According to the National Council on Aging (NCOA), scams that target seniors are being called the “crime of the 21st century” because they have become so prevalent. The reason? The thinking is that seniors must have a healthy bank account, equity in their home and they may be an easier target. It’s not just the well-to-do who are targeted either; low income seniors are just as vulnerable. And sadly, more than 90% of reported elder abuse is committed by family members, including adult children and grandchildren.
Below is a list compiled by the NCOA of the most common types of scams. To read the full article, which also includes some resources, find it online here.
- Medical / health insurance – someone poses as a Medicare representative to get your personal information. Never give your personal information over the phone to someone you don’t know.
- Counterfeit prescription drugs – most commonly occurs when people are looking for cheaper drugs on the internet.
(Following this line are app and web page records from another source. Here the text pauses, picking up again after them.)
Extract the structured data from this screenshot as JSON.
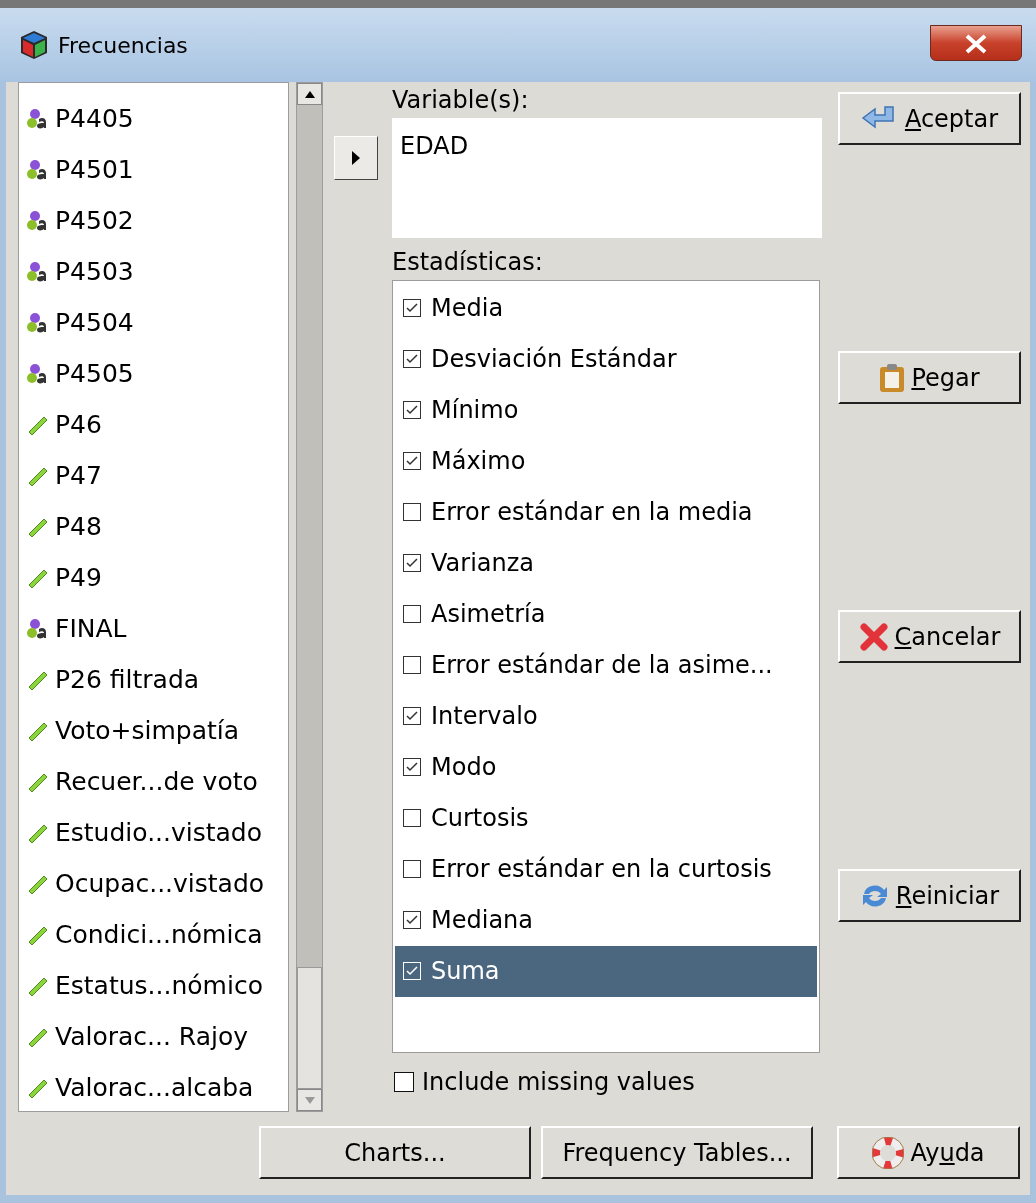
{
  "window": {
    "title": "Frecuencias"
  },
  "variables": [
    {
      "name": "P4405",
      "kind": "nominal"
    },
    {
      "name": "P4501",
      "kind": "nominal"
    },
    {
      "name": "P4502",
      "kind": "nominal"
    },
    {
      "name": "P4503",
      "kind": "nominal"
    },
    {
      "name": "P4504",
      "kind": "nominal"
    },
    {
      "name": "P4505",
      "kind": "nominal"
    },
    {
      "name": "P46",
      "kind": "scale"
    },
    {
      "name": "P47",
      "kind": "scale"
    },
    {
      "name": "P48",
      "kind": "scale"
    },
    {
      "name": "P49",
      "kind": "scale"
    },
    {
      "name": "FINAL",
      "kind": "nominal"
    },
    {
      "name": "P26 filtrada",
      "kind": "scale"
    },
    {
      "name": "Voto+simpatía",
      "kind": "scale"
    },
    {
      "name": "Recuer...de voto",
      "kind": "scale"
    },
    {
      "name": "Estudio...vistado",
      "kind": "scale"
    },
    {
      "name": "Ocupac...vistado",
      "kind": "scale"
    },
    {
      "name": "Condici...nómica",
      "kind": "scale"
    },
    {
      "name": "Estatus...nómico",
      "kind": "scale"
    },
    {
      "name": "Valorac... Rajoy",
      "kind": "scale"
    },
    {
      "name": "Valorac...alcaba",
      "kind": "scale"
    }
  ],
  "variables_label": "Variable(s):",
  "selected_variables": [
    "EDAD"
  ],
  "statistics_label": "Estadísticas:",
  "statistics": [
    {
      "label": "Media",
      "checked": true,
      "selected": false
    },
    {
      "label": "Desviación Estándar",
      "checked": true,
      "selected": false
    },
    {
      "label": "Mínimo",
      "checked": true,
      "selected": false
    },
    {
      "label": "Máximo",
      "checked": true,
      "selected": false
    },
    {
      "label": "Error estándar en la media",
      "checked": false,
      "selected": false
    },
    {
      "label": "Varianza",
      "checked": true,
      "selected": false
    },
    {
      "label": "Asimetría",
      "checked": false,
      "selected": false
    },
    {
      "label": "Error estándar de la asime...",
      "checked": false,
      "selected": false
    },
    {
      "label": "Intervalo",
      "checked": true,
      "selected": false
    },
    {
      "label": "Modo",
      "checked": true,
      "selected": false
    },
    {
      "label": "Curtosis",
      "checked": false,
      "selected": false
    },
    {
      "label": "Error estándar en la curtosis",
      "checked": false,
      "selected": false
    },
    {
      "label": "Mediana",
      "checked": true,
      "selected": false
    },
    {
      "label": "Suma",
      "checked": true,
      "selected": true
    }
  ],
  "include_missing": {
    "label": "Include missing values",
    "checked": false
  },
  "side_buttons": [
    {
      "kind": "ok",
      "label": {
        "key": "A",
        "after": "ceptar"
      }
    },
    {
      "kind": "paste",
      "label": {
        "key": "P",
        "after": "egar"
      }
    },
    {
      "kind": "cancel",
      "label": {
        "key": "C",
        "after": "ancelar"
      }
    },
    {
      "kind": "reset",
      "label": {
        "key": "R",
        "after": "einiciar"
      }
    }
  ],
  "bottom_buttons": [
    {
      "kind": "plain",
      "label": {
        "before": "Charts..."
      }
    },
    {
      "kind": "plain",
      "label": {
        "before": "Frequency Tables..."
      }
    },
    {
      "kind": "help",
      "label": {
        "before": "Ay",
        "key": "u",
        "after": "da"
      }
    }
  ]
}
The greatest danger is getting unsafe or ineffective drugs and worsening a medical condition, or even doing harm.
- Funeral and cemetery scams – according to the FBI, one common scam is to find a living relative through an obituary and call to demand payment on outstanding debt of the deceased. The second most common scam is for a disreputable funeral home to add additional or unnecessary charges, putting pressure on a grieving family. Whenever possible, talk with people you know and trust about reputable funeral homes.
- Fraudulent anti-aging products – it’s a youth culture, and many of us are susceptible to those pitches to “look 20 years younger.” Be leery of treatments that claim to turn the clock back. Fake Botox is a favorite lately with potential health consequences, and there are plenty of bogus homeopathic remedies out there as well.
- Telemarketing/phone scams – some of the most common scams are fake telemarketers, and these are some of the hardest to track. Because shopping by phone is more common, people may be more easily taken. Ask for information about the product or service, company name, even the sales person’s name so you can do your own research before buying.
- Internet fraud – The most common scam is a “phishing” email that asks you to click a link to update or verify personal information. Don’t open things from people you don’t know. Also, it’s smart to have virus and hacker software on your computer to help filter out some of these types of scams.
- Investment schemes – these often target seniors looking to safeguard retirement funds. Attempts range from pyramid schemes and reverse mortgages to Nigerian princes looking for someone to help them claim inheritance money.
- Sweepstakes and lottery wins – scammers alert you that you’ve won something, but you need to make a payment to unlock the full prize. Sound too good to be true? It most likely is.
- The grandparent call – a particularly devious approach, the caller starts with, “Hello grandma, do you know who this is?” Once you guess a name, off they go. The caller says they are in trouble (car accident, short on rent) and they can’t tell their parents because they’ll get in more trouble; can you help them by lending them some money via Moneygram or Western Union.
If you suspect something is a scam, or you have been scammed, don’t be embarrassed, get help. Reach out to someone you trust or your local Adult Protective Services or Area on Aging. And remember, a little caution can go a long way; there’s no need to be in a hurry to respond, do your homework first.